Don't be seduced by the glamour; know that science can be hard work, slow, and NOT groundbreaking
Joey Maier's tips on grad school
and marine mammal research
I used to study marine biology. (My thesis was on variation in the number
of carpal bones in bottlenose dolphins.) While I still enjoy learning about
marine biology, I didn't enjoy all of my experiences in grad school, and
admit that the experiences I had there may have contributed to my career
change. This is
my page for helping other people - especially ones interested in marine
mammalogy - avoid the problems that I had. The
first step is to make sure that you are not doing this for the wrong reasons. Once you
are reasonably sure that you ought to be pursuing this line of work, it is
time to start learning a bit about the job.
What can I do to get background experience working with dolphins?
I used to hear this a lot, and gave out the standard answers involving
volunteer work at your local aquarium/zoo/stranding network, boat handling
and scuba diving. Unfortunately, this type of answer really prevents
people from seeing the other options that are around them. What if you
are in a a rural place that doesn't have these things?
Remember that marine mammal research requires skills that you can develop
A background in sports photography, archery, or working as the sound man
for a local garage band can actually be useful. (The skills you develop in
those areas would be good for photographic identification studies, skin biopsy
testing, or hydrophone/acoustic studies, respectively.) The same is true
for the training/husbandry side of marine mammal work. If you want to
train dolphins, and you live in the middle of Iowa, ask the neighbor if you
can take their puppy to obedience school, and volunteer to work with the clinic
of a large animal veterinarian so that you are not intimidated by things that
are bigger and faster than you are.
I want to get into a grad school where I can study marine mammals. What
should I do?
If you have email access, the first thing you should do is to
subscribe to marmam.
(As always, use proper netiquette; i.e. be quiet and read for a few
months before attempting to post anything. This will avoid many problems.)
I would also look through any publications with coverage on cetaceans and
marine mammal research. Use marmam postings and published articles to get
the names of researchers who are doing things you find interesting
and find out where they are working. That will obviously point to big,
established marine mammal research programs like the one at
TAMU, but it
may also turn up individual professors who are doing really interesting stuff,
even though they are not in an institution with a formal marine mammal
program. Contact these researchers, and tell them that you really like
their work. Ask if they - or any of their collegues - have openings for
grad students interested in similar work.
OK, I've found a prof who seems interested in becoming my advisor.
What's the next step?
Talk to his students. If possible, talk with many of his students. Don't
settle for hearing one person say "I feel like I learned a lot from them"
or "I had a good experience with them".

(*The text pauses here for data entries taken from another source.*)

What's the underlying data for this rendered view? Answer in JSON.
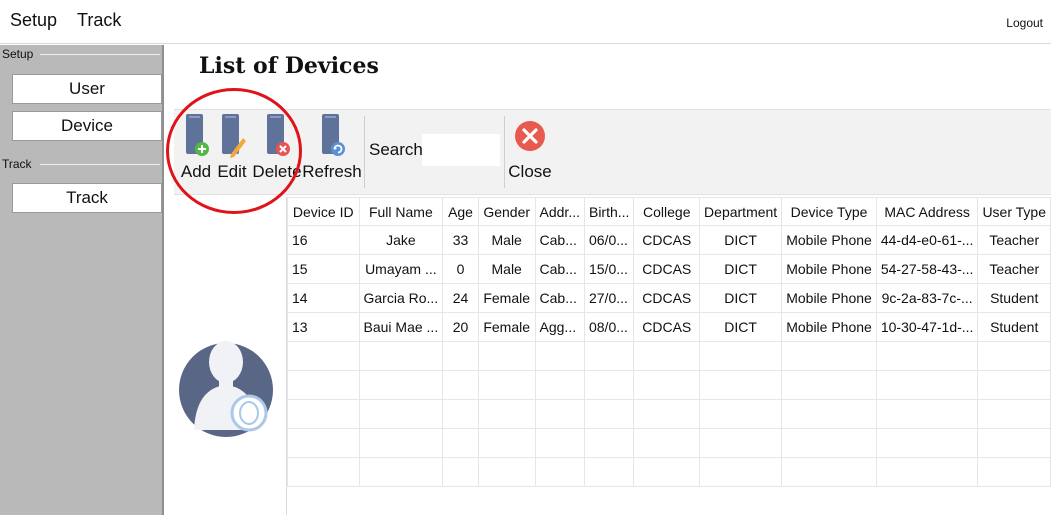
{
  "menubar": {
    "items": [
      "Setup",
      "Track"
    ],
    "logout_label": "Logout"
  },
  "sidebar": {
    "groups": [
      {
        "title": "Setup",
        "items": [
          "User",
          "Device"
        ]
      },
      {
        "title": "Track",
        "items": [
          "Track"
        ]
      }
    ]
  },
  "page": {
    "title": "List of Devices"
  },
  "toolbar": {
    "add_label": "Add",
    "edit_label": "Edit",
    "delete_label": "Delete",
    "refresh_label": "Refresh",
    "search_label": "Search:",
    "search_value": "",
    "close_label": "Close"
  },
  "table": {
    "columns": [
      "Device ID",
      "Full Name",
      "Age",
      "Gender",
      "Addr...",
      "Birth...",
      "College",
      "Department",
      "Device Type",
      "MAC Address",
      "User Type"
    ],
    "rows": [
      [
        "16",
        "Jake",
        "33",
        "Male",
        "Cab...",
        "06/0...",
        "CDCAS",
        "DICT",
        "Mobile Phone",
        "44-d4-e0-61-...",
        "Teacher"
      ],
      [
        "15",
        "Umayam ...",
        "0",
        "Male",
        "Cab...",
        "15/0...",
        "CDCAS",
        "DICT",
        "Mobile Phone",
        "54-27-58-43-...",
        "Teacher"
      ],
      [
        "14",
        "Garcia Ro...",
        "24",
        "Female",
        "Cab...",
        "27/0...",
        "CDCAS",
        "DICT",
        "Mobile Phone",
        "9c-2a-83-7c-...",
        "Student"
      ],
      [
        "13",
        "Baui Mae ...",
        "20",
        "Female",
        "Agg...",
        "08/0...",
        "CDCAS",
        "DICT",
        "Mobile Phone",
        "10-30-47-1d-...",
        "Student"
      ]
    ],
    "empty_rows": 5
  },
  "colors": {
    "sidebar_bg": "#b9b9b9",
    "toolbar_bg": "#f2f2f2",
    "phone_icon": "#5f7299",
    "add_badge": "#54b848",
    "edit_pencil": "#f2a93b",
    "delete_badge": "#e85454",
    "refresh_badge": "#5b8fd6",
    "close_button": "#e85a50",
    "highlight_ring": "#e0121a",
    "avatar": "#5a6685"
  },
  "icons": {
    "add": "phone-add-icon",
    "edit": "phone-edit-icon",
    "delete": "phone-delete-icon",
    "refresh": "phone-refresh-icon",
    "close": "close-circle-icon",
    "avatar": "user-avatar-icon"
  }
}
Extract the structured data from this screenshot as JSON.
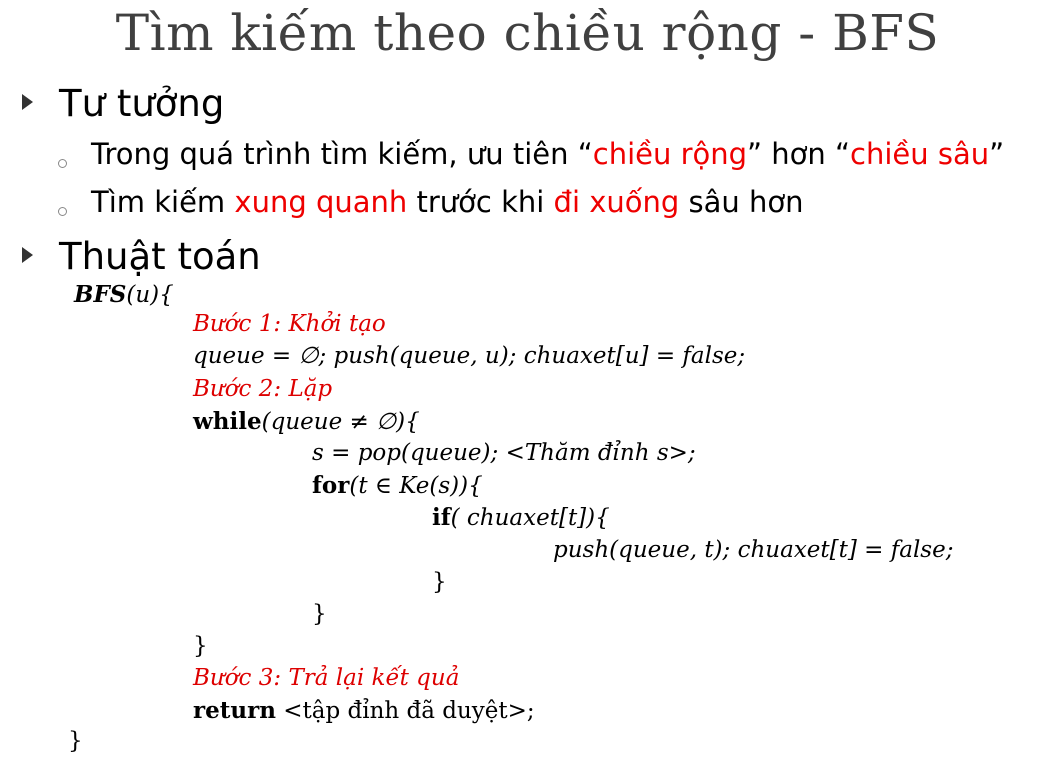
{
  "slide": {
    "title": "Tìm kiếm theo chiều rộng - BFS",
    "sections": [
      {
        "heading": "Tư tưởng",
        "bullets": [
          {
            "parts": [
              "Trong quá trình tìm kiếm, ưu tiên “",
              "chiều rộng",
              "” hơn “",
              "chiều sâu",
              "”"
            ]
          },
          {
            "parts": [
              "Tìm kiếm ",
              "xung quanh",
              " trước khi ",
              "đi xuống",
              " sâu hơn"
            ]
          }
        ]
      },
      {
        "heading": "Thuật toán"
      }
    ],
    "highlight_color": "#ee0000"
  },
  "code": {
    "fn_name": "BFS",
    "fn_sig_rest": "(u){",
    "step1": "Bước 1: Khởi tạo",
    "init_line": "queue = ∅; push(queue, u); chuaxet[u]  =  false;",
    "step2": "Bước 2: Lặp",
    "while_kw": "while",
    "while_cond": "(queue ≠ ∅){",
    "pop_line": "s = pop(queue); <Thăm đỉnh s>;",
    "for_kw": "for",
    "for_cond": "(t ∈ Ke(s)){",
    "if_kw": "if",
    "if_cond": "( chuaxet[t]){",
    "push_line": "push(queue, t); chuaxet[t]  =  false;",
    "close_if": "}",
    "close_for": "}",
    "close_while": "}",
    "step3": "Bước 3: Trả lại kết quả",
    "return_kw": "return",
    "return_rest": " <tập đỉnh đã duyệt>;",
    "close_fn": "}"
  }
}
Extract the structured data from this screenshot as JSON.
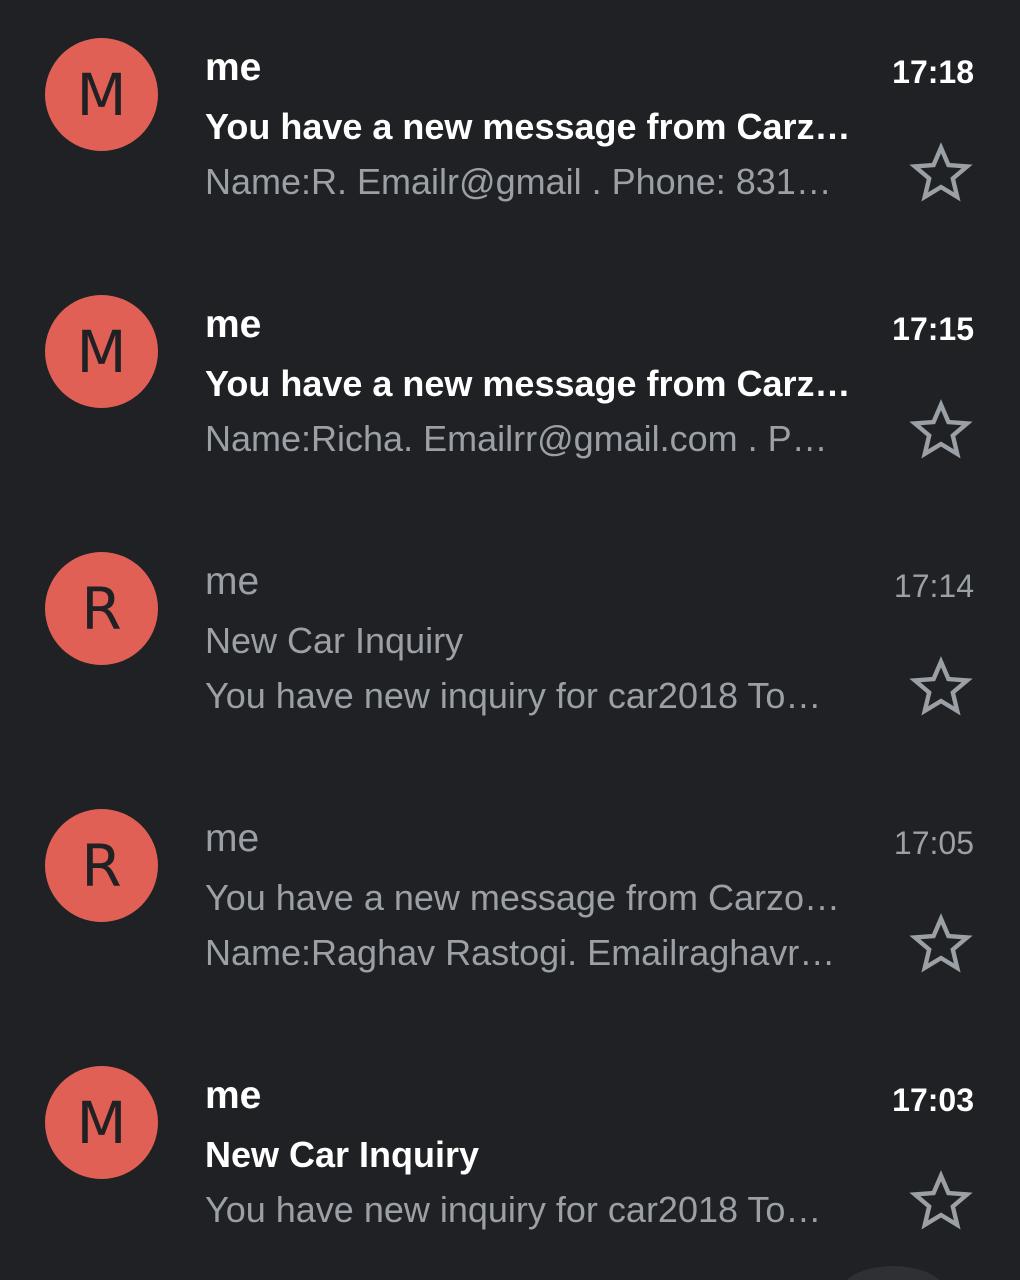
{
  "emails": [
    {
      "avatar_letter": "M",
      "sender": "me",
      "time": "17:18",
      "subject": "You have a new message from Carz…",
      "snippet": "Name:R. Emailr@gmail . Phone: 831…",
      "unread": true,
      "starred": false
    },
    {
      "avatar_letter": "M",
      "sender": "me",
      "time": "17:15",
      "subject": "You have a new message from Carz…",
      "snippet": "Name:Richa. Emailrr@gmail.com . P…",
      "unread": true,
      "starred": false
    },
    {
      "avatar_letter": "R",
      "sender": "me",
      "time": "17:14",
      "subject": "New Car Inquiry",
      "snippet": "You have new inquiry for car2018 To…",
      "unread": false,
      "starred": false
    },
    {
      "avatar_letter": "R",
      "sender": "me",
      "time": "17:05",
      "subject": "You have a new message from Carzo…",
      "snippet": "Name:Raghav Rastogi. Emailraghavr…",
      "unread": false,
      "starred": false
    },
    {
      "avatar_letter": "M",
      "sender": "me",
      "time": "17:03",
      "subject": "New Car Inquiry",
      "snippet": "You have new inquiry for car2018 To…",
      "unread": true,
      "starred": false
    }
  ],
  "icons": {
    "star": "star-outline-icon"
  },
  "colors": {
    "background": "#202124",
    "avatar": "#e06055",
    "unread_text": "#ffffff",
    "read_text": "#9aa0a6",
    "star": "#9aa0a6"
  }
}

It is important to ask questions that get below the surface. Ask
the students how their advisor deals with interpersonal relationships, how
they deal with challenges to authority. How offended are they if you
disagree with their interpretation of someone else's research? Do they mince
words and hint at what they expect from you, or do they come out and tell you?
Remember, you will be signing up to work with
this person for 2-6 years, depending on the degree and the complexity
of the project. It is important to make
certain that your learning style and personality are compatible with your
future advisor. Make sure that they have similar ideas, or if not, that they
are open minded enough to tolerate different views.
kind of guidance the student was given in choosing a project. Were they
given flexibility or were they told what to do? (Depending on your goals,
either one can be acceptable, but it is important to know what to expect.)
Find out if any funding or grant money was provided to cover the cost of
the student's research. If money was provided, ask if it suddenly dried
up during the write-up phase of the thesis. (Many research programs
use funding as a carrot to attract new students instead of using it to
support the existing students who are in the program. That is,
unfortunately, rampant within academia, and can be found in all different
fields, not just biology.)
OK, I've found a progam, and I think the advisor and I will work
Are there any other things I need to consider before starting?
The most important thing to remember is that not all marine mammal
research is the same, and that you should enjoy the work that you
are doing. Think carefully about the day to day aspects of your research.
You may be happier doing what you like now, and applying that
to the you like later.
No matter how much you like dolphins, spending every day counting
growth layer groups in teeth under a microscope will become frustrating if
your goal is to do field work. If you want to study marine mammal
behavior, you may be happier studying coyote behavior during grad school
and later applying the abilities you develop to marine mammal behavior